Lastly, we observe no drop in accuracy from quantization, as shown in Table V. Results will vary by model, and the impact of quantization on accuracy is an active area of research in the AI community [10, 18, 4]. More aggressive quantization strategies could yield even higher performance. For compression in all but the most extreme compression rate, the top-1 accuracy was within 2% of baseline and the top-5 accuracy was within 0.8%.

Vii Conclusions

In summary, we studied the use of partitioning, quantization, and compression to improve the memory efficiency of deep learning inference in trusted execution environments. Partitioning addresses the page thrashing bottleneck, and a combination of the proposed y-plane partitioning scheme and channel partitioning allows for the smallest memory footprint. Quantization and compression reduce the impact of the decryption bottleneck with little impact on model accuracy.

The primary limitation of this study is the limited number of models we consider. While convolution and fully-connected layers are common to a wide range of deep learning models, the benefits of the aforementioned optimizations depend on model specifics. For example, partitioning will not reduce the inference latency for the layers that already fit in memory (e.g. in ResNet). Even so, partitioning allows for a configurable memory footprint. This configurability is especially important in the context of concurrent inference, i.e., multiple enclaves running on a single server. We believe a full study of partitioning and model concurrency is an interesting direction for future work.
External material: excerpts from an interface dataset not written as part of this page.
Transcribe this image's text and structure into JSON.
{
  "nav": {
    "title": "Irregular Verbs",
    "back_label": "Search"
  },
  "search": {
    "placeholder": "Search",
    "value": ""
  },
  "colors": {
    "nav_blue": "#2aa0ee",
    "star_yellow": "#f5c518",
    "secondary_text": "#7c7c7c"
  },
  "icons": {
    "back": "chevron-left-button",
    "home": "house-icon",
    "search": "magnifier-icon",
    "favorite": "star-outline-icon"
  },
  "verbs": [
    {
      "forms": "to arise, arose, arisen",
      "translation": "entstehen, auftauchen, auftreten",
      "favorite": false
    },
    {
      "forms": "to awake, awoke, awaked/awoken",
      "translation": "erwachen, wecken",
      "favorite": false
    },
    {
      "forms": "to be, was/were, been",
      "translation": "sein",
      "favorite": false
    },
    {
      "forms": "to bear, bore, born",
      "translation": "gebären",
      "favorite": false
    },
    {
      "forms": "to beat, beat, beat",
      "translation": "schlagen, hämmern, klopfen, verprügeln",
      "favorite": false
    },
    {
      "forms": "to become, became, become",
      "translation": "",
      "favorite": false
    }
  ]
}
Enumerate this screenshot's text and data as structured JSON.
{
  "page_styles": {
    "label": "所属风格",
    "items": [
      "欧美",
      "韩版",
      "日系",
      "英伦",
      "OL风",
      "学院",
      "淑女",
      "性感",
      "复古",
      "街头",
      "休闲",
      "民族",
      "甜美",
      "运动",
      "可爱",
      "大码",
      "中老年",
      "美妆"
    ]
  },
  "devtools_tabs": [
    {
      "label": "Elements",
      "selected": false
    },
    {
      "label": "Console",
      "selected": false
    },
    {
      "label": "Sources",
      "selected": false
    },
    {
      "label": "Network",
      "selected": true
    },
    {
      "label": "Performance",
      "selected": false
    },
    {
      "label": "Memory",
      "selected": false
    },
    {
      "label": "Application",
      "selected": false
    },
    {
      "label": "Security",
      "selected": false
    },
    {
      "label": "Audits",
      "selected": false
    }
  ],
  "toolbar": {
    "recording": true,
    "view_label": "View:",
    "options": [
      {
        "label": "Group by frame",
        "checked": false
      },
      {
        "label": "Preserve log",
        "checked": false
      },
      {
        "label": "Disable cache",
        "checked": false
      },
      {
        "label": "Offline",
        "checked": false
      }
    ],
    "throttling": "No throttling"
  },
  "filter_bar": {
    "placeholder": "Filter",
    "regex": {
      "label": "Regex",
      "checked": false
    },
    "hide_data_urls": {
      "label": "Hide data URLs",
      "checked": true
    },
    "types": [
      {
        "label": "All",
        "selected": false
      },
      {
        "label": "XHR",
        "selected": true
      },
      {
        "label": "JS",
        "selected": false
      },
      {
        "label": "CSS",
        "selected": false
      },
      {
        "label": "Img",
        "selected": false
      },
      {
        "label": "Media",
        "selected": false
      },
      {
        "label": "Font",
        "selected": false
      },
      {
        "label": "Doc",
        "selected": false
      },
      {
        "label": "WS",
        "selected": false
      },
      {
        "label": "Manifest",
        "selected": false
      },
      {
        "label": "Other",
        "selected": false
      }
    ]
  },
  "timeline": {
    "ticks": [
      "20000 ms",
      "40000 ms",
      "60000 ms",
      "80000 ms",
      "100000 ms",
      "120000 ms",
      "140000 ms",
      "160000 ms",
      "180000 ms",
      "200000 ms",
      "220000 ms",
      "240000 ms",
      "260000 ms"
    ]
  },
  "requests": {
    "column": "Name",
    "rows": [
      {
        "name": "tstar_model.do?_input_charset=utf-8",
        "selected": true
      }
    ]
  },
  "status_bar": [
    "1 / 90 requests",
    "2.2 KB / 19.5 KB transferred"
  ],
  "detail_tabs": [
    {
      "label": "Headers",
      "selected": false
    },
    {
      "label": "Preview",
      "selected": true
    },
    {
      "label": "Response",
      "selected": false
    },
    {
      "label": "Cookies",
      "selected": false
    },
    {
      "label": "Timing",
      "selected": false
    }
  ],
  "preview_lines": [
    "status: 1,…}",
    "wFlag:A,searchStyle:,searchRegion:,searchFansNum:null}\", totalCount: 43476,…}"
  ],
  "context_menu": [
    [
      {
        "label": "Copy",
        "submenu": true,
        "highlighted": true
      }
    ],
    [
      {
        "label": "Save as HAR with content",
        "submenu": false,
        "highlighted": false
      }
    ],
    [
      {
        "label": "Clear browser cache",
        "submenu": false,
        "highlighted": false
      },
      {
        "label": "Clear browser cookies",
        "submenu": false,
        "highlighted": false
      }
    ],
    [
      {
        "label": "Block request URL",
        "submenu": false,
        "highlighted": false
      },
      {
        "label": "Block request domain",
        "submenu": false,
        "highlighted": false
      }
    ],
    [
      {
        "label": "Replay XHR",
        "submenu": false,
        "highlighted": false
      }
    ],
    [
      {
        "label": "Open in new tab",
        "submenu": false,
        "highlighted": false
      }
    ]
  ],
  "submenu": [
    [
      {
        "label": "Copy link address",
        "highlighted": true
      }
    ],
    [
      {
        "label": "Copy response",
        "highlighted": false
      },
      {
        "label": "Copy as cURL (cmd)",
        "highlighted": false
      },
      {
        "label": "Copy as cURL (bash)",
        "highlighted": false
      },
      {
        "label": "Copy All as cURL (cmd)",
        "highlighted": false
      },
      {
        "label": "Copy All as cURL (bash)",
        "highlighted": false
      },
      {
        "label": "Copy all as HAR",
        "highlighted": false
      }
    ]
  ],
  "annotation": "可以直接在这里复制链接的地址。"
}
It is also important to consider other hardware capabilities when configuring the optimizations, such as secure memory size and decryption speed. For example, one would need to adjust the size of each partition to ensure they fit within secure memory. In the current implementation, a partition can be as small as a single y-plane, which for VGG-16 is at most a few hundred kilobytes. As another example, one might also want to tune the compression and quantization factors based on the decryption speed and available CPU resources.

Finally, TEE-based model inference is a building block for more complex security and privacy guarantees. For example, we could extend TEE-based inference to protect user privacy by hiding the user’s input from both the hardware owner and the model provider. Supporting this feature would require additional components, such as a secure communication channel between the TEE and the user to hide both the user’s input and the inference results from the hardware provider. Again, we leave such efforts for future work.

References